» **TASK TO CARRY OUT**
Please count how many lines below contain the word "root" and reply with only that number.

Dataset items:
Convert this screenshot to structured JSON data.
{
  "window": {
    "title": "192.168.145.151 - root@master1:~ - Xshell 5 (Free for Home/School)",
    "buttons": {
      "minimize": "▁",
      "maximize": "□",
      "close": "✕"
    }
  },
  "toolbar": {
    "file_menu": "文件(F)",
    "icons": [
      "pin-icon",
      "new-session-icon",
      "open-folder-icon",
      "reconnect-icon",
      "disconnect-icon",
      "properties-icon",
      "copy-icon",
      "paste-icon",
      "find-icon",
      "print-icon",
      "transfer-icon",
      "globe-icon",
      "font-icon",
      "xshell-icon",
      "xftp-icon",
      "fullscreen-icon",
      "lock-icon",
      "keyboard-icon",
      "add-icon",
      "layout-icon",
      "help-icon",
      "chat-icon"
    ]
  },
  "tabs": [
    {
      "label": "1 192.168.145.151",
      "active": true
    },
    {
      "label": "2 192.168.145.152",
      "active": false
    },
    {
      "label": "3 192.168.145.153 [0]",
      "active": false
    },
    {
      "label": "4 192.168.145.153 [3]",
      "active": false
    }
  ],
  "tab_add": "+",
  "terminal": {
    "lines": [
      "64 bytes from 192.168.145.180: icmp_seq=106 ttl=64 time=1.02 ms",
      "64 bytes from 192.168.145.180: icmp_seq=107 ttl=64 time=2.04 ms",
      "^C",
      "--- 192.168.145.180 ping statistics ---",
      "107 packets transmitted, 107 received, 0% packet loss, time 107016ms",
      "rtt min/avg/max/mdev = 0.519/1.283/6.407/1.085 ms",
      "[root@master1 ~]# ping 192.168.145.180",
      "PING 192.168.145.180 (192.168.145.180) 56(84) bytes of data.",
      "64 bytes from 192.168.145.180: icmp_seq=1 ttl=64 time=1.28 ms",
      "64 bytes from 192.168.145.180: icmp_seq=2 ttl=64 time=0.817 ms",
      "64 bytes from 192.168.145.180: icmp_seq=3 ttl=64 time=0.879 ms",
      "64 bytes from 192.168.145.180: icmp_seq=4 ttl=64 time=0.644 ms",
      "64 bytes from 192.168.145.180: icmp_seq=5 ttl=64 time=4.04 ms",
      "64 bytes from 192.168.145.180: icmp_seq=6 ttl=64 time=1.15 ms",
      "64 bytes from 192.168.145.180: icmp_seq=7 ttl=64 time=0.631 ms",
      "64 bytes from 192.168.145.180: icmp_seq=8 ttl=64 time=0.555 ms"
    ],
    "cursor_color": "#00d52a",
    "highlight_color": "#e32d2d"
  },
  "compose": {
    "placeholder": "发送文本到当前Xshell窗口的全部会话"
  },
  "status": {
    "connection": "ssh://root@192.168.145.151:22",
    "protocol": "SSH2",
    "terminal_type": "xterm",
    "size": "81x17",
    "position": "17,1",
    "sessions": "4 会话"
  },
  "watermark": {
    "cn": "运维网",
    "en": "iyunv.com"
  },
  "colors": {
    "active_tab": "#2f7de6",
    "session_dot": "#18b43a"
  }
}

» **WRITTEN RESPONSE**
3